● Your task:
Repeat the whole listing word for word, skipping pictures.

● Working data:

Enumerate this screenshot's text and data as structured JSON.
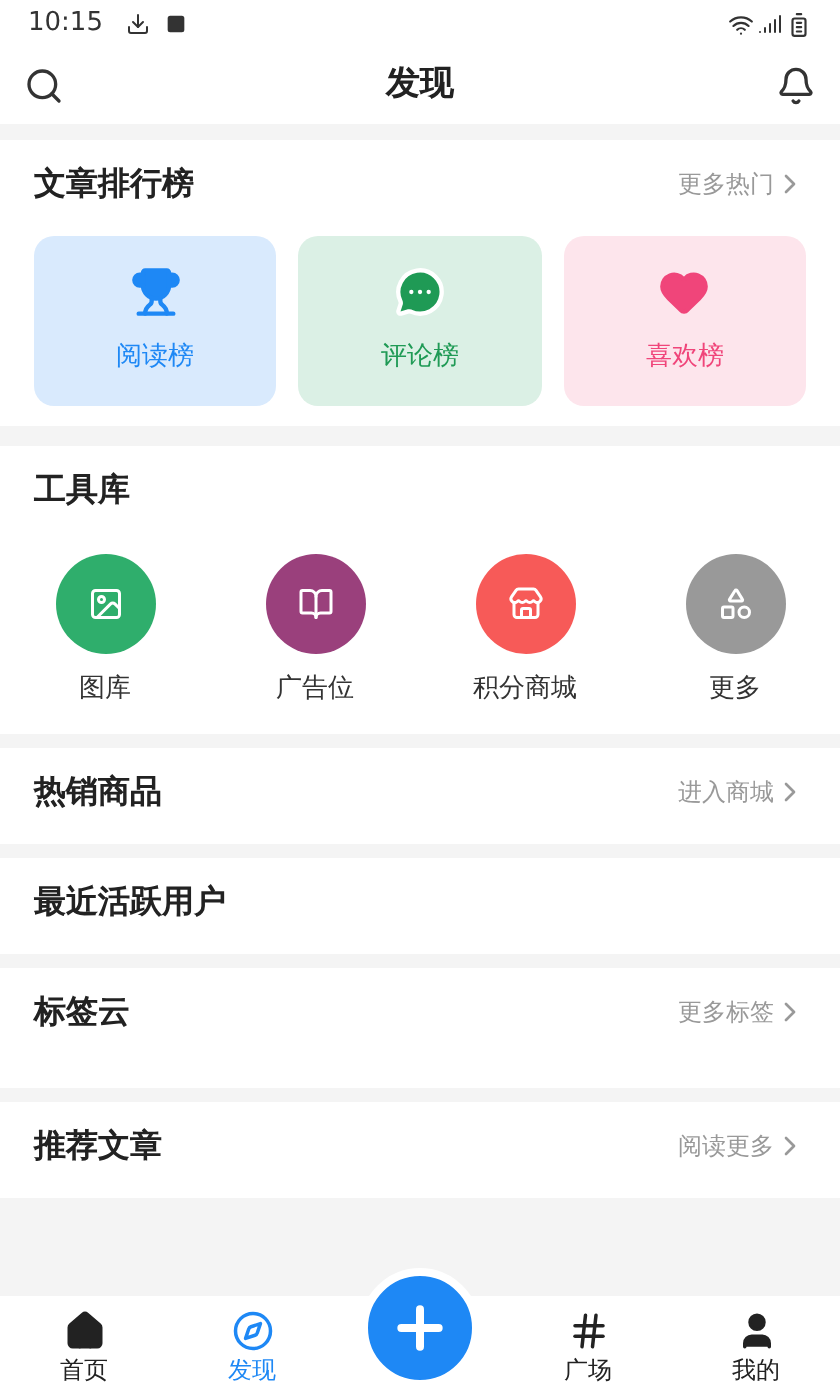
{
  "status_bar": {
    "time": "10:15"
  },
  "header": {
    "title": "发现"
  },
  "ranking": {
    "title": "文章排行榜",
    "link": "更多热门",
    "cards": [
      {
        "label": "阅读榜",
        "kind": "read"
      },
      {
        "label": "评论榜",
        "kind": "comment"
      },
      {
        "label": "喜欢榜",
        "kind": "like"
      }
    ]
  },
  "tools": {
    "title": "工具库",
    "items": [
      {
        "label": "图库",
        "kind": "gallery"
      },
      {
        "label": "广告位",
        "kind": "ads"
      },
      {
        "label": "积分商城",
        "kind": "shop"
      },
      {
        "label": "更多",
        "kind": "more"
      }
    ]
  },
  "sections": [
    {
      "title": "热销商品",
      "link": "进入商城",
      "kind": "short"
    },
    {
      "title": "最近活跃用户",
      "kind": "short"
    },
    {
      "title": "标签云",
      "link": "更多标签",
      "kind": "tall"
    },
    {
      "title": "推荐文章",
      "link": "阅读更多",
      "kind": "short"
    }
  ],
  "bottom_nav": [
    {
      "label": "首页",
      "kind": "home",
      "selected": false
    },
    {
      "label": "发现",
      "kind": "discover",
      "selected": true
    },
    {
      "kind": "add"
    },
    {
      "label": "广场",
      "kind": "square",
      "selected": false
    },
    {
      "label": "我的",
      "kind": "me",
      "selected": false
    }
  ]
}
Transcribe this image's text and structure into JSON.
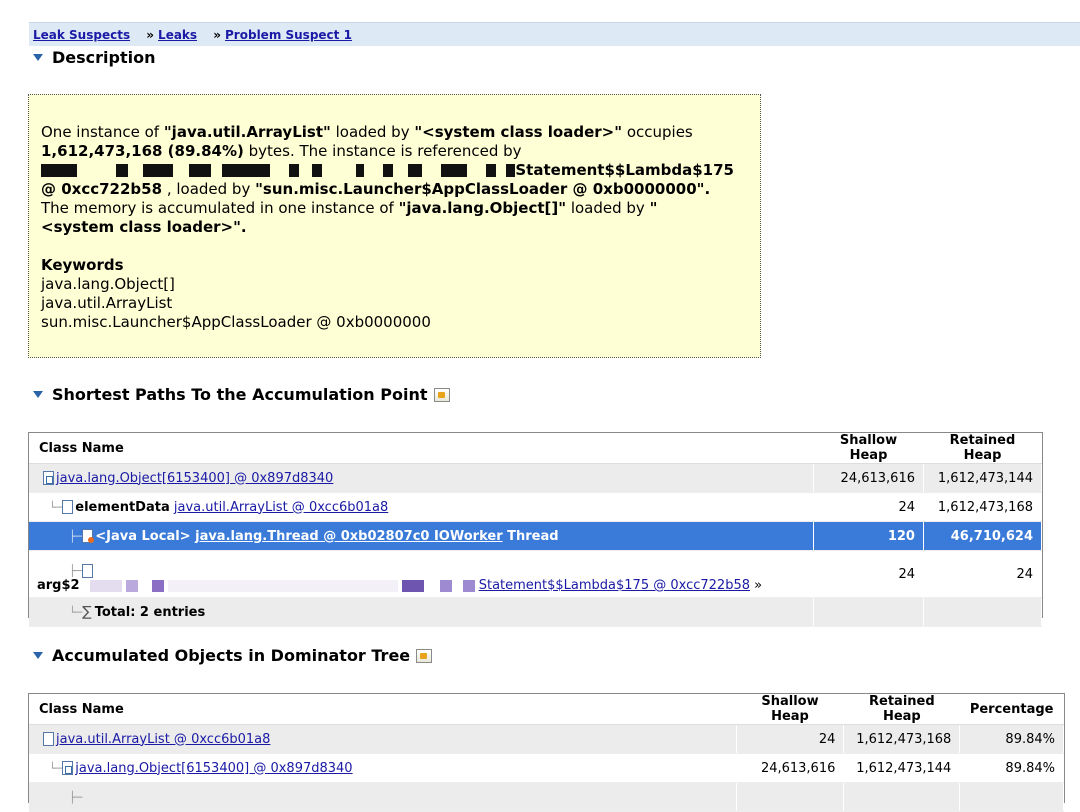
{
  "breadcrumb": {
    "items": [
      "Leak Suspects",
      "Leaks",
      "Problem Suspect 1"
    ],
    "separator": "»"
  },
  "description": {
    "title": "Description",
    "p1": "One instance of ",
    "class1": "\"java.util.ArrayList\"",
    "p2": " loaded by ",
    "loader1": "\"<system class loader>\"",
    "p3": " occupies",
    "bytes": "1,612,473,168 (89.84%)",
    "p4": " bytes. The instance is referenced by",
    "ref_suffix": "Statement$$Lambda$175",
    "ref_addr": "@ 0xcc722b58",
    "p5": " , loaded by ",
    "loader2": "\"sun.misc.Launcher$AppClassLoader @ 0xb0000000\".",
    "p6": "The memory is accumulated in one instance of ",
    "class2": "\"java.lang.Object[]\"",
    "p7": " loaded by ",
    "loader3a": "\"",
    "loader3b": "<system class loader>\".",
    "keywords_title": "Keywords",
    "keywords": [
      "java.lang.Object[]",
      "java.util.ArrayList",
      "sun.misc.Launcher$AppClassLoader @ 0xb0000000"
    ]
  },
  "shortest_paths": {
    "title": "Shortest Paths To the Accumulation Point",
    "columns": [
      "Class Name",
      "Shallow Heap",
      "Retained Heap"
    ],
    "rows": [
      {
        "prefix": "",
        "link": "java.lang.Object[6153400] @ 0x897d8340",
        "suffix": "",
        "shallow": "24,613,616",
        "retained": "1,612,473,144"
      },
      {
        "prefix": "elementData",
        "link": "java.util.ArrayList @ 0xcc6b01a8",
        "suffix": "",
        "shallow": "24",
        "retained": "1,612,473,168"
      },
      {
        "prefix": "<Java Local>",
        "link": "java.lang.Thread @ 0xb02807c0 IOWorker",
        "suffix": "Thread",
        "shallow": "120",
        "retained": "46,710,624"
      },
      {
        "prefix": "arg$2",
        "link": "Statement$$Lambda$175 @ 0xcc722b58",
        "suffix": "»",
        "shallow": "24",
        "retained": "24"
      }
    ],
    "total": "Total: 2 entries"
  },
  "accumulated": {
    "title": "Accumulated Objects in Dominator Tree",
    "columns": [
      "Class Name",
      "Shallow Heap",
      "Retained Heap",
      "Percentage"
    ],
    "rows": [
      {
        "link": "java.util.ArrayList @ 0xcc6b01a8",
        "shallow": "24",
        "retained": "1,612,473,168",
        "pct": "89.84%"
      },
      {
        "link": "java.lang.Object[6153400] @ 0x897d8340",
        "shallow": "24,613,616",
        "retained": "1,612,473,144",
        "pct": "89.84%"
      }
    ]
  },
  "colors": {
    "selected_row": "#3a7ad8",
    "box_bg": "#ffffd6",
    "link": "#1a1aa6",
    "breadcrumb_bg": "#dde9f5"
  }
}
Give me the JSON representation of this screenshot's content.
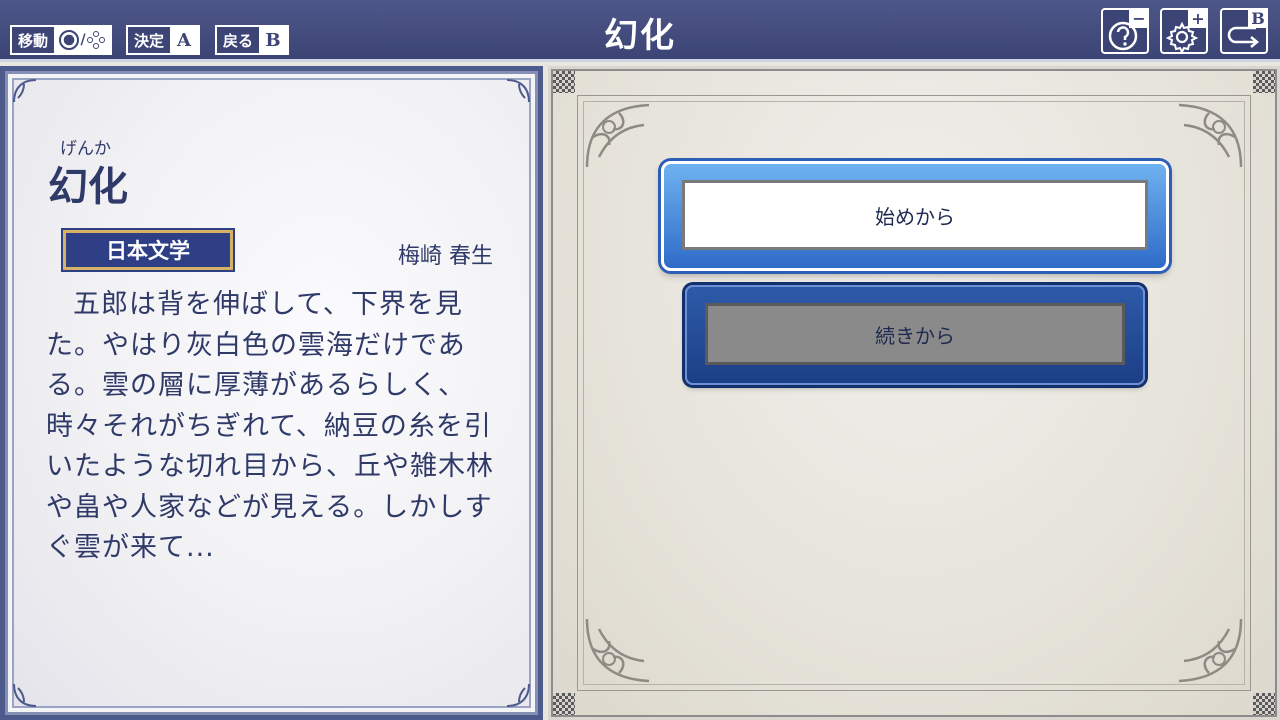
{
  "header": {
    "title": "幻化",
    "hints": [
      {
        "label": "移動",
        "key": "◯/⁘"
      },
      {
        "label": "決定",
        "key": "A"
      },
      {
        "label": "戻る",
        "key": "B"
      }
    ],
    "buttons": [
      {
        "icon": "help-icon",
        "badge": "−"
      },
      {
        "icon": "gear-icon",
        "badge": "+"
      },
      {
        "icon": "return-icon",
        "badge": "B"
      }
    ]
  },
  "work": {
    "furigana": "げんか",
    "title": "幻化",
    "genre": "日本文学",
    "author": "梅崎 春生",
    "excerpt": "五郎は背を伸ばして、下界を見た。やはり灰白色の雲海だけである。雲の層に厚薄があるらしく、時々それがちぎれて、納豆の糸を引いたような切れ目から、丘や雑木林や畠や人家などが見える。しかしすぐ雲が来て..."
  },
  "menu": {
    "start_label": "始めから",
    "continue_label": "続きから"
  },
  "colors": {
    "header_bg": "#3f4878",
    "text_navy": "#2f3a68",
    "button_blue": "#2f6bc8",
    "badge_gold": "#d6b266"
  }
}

● Written answer:
Enumerate this screenshot's text and data as structured JSON.
{
  "status_bar": {
    "time": "10:15"
  },
  "header": {
    "title": "发现"
  },
  "ranking": {
    "title": "文章排行榜",
    "link": "更多热门",
    "cards": [
      {
        "label": "阅读榜",
        "kind": "read"
      },
      {
        "label": "评论榜",
        "kind": "comment"
      },
      {
        "label": "喜欢榜",
        "kind": "like"
      }
    ]
  },
  "tools": {
    "title": "工具库",
    "items": [
      {
        "label": "图库",
        "kind": "gallery"
      },
      {
        "label": "广告位",
        "kind": "ads"
      },
      {
        "label": "积分商城",
        "kind": "shop"
      },
      {
        "label": "更多",
        "kind": "more"
      }
    ]
  },
  "sections": [
    {
      "title": "热销商品",
      "link": "进入商城",
      "kind": "short"
    },
    {
      "title": "最近活跃用户",
      "kind": "short"
    },
    {
      "title": "标签云",
      "link": "更多标签",
      "kind": "tall"
    },
    {
      "title": "推荐文章",
      "link": "阅读更多",
      "kind": "short"
    }
  ],
  "bottom_nav": [
    {
      "label": "首页",
      "kind": "home",
      "selected": false
    },
    {
      "label": "发现",
      "kind": "discover",
      "selected": true
    },
    {
      "kind": "add"
    },
    {
      "label": "广场",
      "kind": "square",
      "selected": false
    },
    {
      "label": "我的",
      "kind": "me",
      "selected": false
    }
  ]
}
Transcribe this image's text and structure into JSON.
{
  "breadcrumb": {
    "items": [
      "Leak Suspects",
      "Leaks",
      "Problem Suspect 1"
    ],
    "separator": "»"
  },
  "description": {
    "title": "Description",
    "p1": "One instance of ",
    "class1": "\"java.util.ArrayList\"",
    "p2": " loaded by ",
    "loader1": "\"<system class loader>\"",
    "p3": " occupies",
    "bytes": "1,612,473,168 (89.84%)",
    "p4": " bytes. The instance is referenced by",
    "ref_suffix": "Statement$$Lambda$175",
    "ref_addr": "@ 0xcc722b58",
    "p5": " , loaded by ",
    "loader2": "\"sun.misc.Launcher$AppClassLoader @ 0xb0000000\".",
    "p6": "The memory is accumulated in one instance of ",
    "class2": "\"java.lang.Object[]\"",
    "p7": " loaded by ",
    "loader3a": "\"",
    "loader3b": "<system class loader>\".",
    "keywords_title": "Keywords",
    "keywords": [
      "java.lang.Object[]",
      "java.util.ArrayList",
      "sun.misc.Launcher$AppClassLoader @ 0xb0000000"
    ]
  },
  "shortest_paths": {
    "title": "Shortest Paths To the Accumulation Point",
    "columns": [
      "Class Name",
      "Shallow Heap",
      "Retained Heap"
    ],
    "rows": [
      {
        "prefix": "",
        "link": "java.lang.Object[6153400] @ 0x897d8340",
        "suffix": "",
        "shallow": "24,613,616",
        "retained": "1,612,473,144"
      },
      {
        "prefix": "elementData",
        "link": "java.util.ArrayList @ 0xcc6b01a8",
        "suffix": "",
        "shallow": "24",
        "retained": "1,612,473,168"
      },
      {
        "prefix": "<Java Local>",
        "link": "java.lang.Thread @ 0xb02807c0 IOWorker",
        "suffix": "Thread",
        "shallow": "120",
        "retained": "46,710,624"
      },
      {
        "prefix": "arg$2",
        "link": "Statement$$Lambda$175 @ 0xcc722b58",
        "suffix": "»",
        "shallow": "24",
        "retained": "24"
      }
    ],
    "total": "Total: 2 entries"
  },
  "accumulated": {
    "title": "Accumulated Objects in Dominator Tree",
    "columns": [
      "Class Name",
      "Shallow Heap",
      "Retained Heap",
      "Percentage"
    ],
    "rows": [
      {
        "link": "java.util.ArrayList @ 0xcc6b01a8",
        "shallow": "24",
        "retained": "1,612,473,168",
        "pct": "89.84%"
      },
      {
        "link": "java.lang.Object[6153400] @ 0x897d8340",
        "shallow": "24,613,616",
        "retained": "1,612,473,144",
        "pct": "89.84%"
      }
    ]
  },
  "colors": {
    "selected_row": "#3a7ad8",
    "box_bg": "#ffffd6",
    "link": "#1a1aa6",
    "breadcrumb_bg": "#dde9f5"
  }
}
Give me the JSON representation of this screenshot's content.
{
  "header": {
    "title": "幻化",
    "hints": [
      {
        "label": "移動",
        "key": "◯/⁘"
      },
      {
        "label": "決定",
        "key": "A"
      },
      {
        "label": "戻る",
        "key": "B"
      }
    ],
    "buttons": [
      {
        "icon": "help-icon",
        "badge": "−"
      },
      {
        "icon": "gear-icon",
        "badge": "+"
      },
      {
        "icon": "return-icon",
        "badge": "B"
      }
    ]
  },
  "work": {
    "furigana": "げんか",
    "title": "幻化",
    "genre": "日本文学",
    "author": "梅崎 春生",
    "excerpt": "五郎は背を伸ばして、下界を見た。やはり灰白色の雲海だけである。雲の層に厚薄があるらしく、時々それがちぎれて、納豆の糸を引いたような切れ目から、丘や雑木林や畠や人家などが見える。しかしすぐ雲が来て..."
  },
  "menu": {
    "start_label": "始めから",
    "continue_label": "続きから"
  },
  "colors": {
    "header_bg": "#3f4878",
    "text_navy": "#2f3a68",
    "button_blue": "#2f6bc8",
    "badge_gold": "#d6b266"
  }
}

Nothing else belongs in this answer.